- Cataract accounts for at least 50% of China’s blind, or around 2.5 million people.
- People living in the low-income area of rural Guangdong do not have access to cataract surgery services.
- According to the Refractive Error Survey in Guangzhou, fully one-third of school-aged Chinese children did not have necessary corrective glasses.
What HKI Is Doing
In 1988, Helen Keller International initiated a partnership with the Zhongshan Ophthalmic Center (ZOC) to treat cataract. Current programs include:
Helen Keller International addresses the enormous backlog of cataract blind in China by improving access to affordable, high-quality cataract surgery and services for low-income residents. In rural Guangdong Province, we collaborate with the Zhongshan Ophthalmic Center (ZOC) to develop properly-equipped surgical facilities that meet international standards; provide clinical training to enhance surgical skills and better patient outcomes; and improve clinic management practices to increase surgical productivity. In addition, to enable poor patients to access cataract surgery and services, we engage in community outreach and have adopted a high-volume, low-cost service delivery model.

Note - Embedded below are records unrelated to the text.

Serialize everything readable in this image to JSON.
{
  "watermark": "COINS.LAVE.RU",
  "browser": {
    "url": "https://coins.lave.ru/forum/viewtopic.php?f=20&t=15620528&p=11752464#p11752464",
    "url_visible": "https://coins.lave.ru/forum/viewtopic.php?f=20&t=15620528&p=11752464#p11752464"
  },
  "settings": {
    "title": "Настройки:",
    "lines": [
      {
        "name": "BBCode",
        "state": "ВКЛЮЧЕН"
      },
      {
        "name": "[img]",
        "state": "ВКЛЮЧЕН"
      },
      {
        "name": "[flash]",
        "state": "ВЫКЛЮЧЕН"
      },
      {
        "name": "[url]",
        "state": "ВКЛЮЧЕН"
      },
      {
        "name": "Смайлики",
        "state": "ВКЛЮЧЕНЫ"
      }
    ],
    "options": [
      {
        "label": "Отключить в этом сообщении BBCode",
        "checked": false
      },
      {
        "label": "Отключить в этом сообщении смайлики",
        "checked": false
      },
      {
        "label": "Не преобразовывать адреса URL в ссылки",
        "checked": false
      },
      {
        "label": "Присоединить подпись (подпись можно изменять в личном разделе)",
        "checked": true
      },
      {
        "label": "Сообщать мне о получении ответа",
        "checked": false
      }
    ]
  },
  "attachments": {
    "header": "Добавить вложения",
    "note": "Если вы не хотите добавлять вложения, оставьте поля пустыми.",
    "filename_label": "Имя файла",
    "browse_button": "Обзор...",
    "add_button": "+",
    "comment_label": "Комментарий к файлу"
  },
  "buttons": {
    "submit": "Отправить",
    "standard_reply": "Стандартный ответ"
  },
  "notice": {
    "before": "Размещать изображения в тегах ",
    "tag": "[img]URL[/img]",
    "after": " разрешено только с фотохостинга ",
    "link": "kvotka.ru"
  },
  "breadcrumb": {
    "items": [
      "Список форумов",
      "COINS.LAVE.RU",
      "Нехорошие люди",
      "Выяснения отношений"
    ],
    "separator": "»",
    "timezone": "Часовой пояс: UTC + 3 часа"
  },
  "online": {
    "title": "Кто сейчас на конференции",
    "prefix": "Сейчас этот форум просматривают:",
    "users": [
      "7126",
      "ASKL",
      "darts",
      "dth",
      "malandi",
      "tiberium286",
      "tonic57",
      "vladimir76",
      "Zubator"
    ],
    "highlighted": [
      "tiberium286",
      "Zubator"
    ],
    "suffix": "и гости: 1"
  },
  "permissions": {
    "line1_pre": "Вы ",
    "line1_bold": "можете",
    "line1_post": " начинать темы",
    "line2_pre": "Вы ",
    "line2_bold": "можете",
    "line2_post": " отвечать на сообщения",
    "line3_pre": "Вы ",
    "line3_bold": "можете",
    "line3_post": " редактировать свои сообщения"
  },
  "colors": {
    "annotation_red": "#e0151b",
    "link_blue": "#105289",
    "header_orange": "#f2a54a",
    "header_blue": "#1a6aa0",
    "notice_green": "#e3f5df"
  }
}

With the support of HKI and ZOC, three rural county hospitals in Yangjiang, Yangchun and Huidong achieved notable improvements in surgical volume and quality while reducing the cost of cataract surgery. For example in Yangjiang, the hospital increased four-fold the number of cataract surgeries it provided per year. The quality of surgery improved with 85% of patients meeting the WHO-approved standard of excellent post-operative vision. And, the average cost of cataract surgery was reduced by 90%, from $650 to $65.
HKI recently established a formal Rural Cataract Surgical Training Program at ZOC which has further improved the accessibility, affordability and quality of cataract services offered to Guangdong’s rural poor. Over the past two years, the program has trained and provided ongoing support to approximately 50 surgeons.
In collaboration with the US National Eye Institute and the World Health Organization (WHO), HKI completed a Refractive Error Survey in Guangzhou to determine the prevalence of and risk factors for refractive error, particularly myopia, in Chinese schoolchildren. Fully one-third of the children did not have the necessary corrective glasses.
Helen Keller International has established a school-based primary eye health program, ChildSight®, in impoverished communities in Guangzhou, the capital city of Guangdong Province. ChildSight® is based on HKI’s highly successful, school-based refractive error program in the United States. Over the past two years, HKI conducted 49 intensive training workshops for 1,052 teachers to teach them how to perform basic visual acuity tests, and identify the signs and symptoms of vision health problems, such as low vision and refractive error. These teachers provided on-site vision screenings for almost 43,000 students in 52 target schools. Students who needed eyeglasses selected their frames from an on-site assortment of colors and styles, and an off-site optical lab assembled the glasses. Almost 5,000 students received new glasses through the program.
HKI is also establishing a training program to develop a cadre of refractionists who have the skills to offer services in both urban and rural areas of China where there are limited resources; so far 48 doctors and nurses have attended workshops to improve their skills.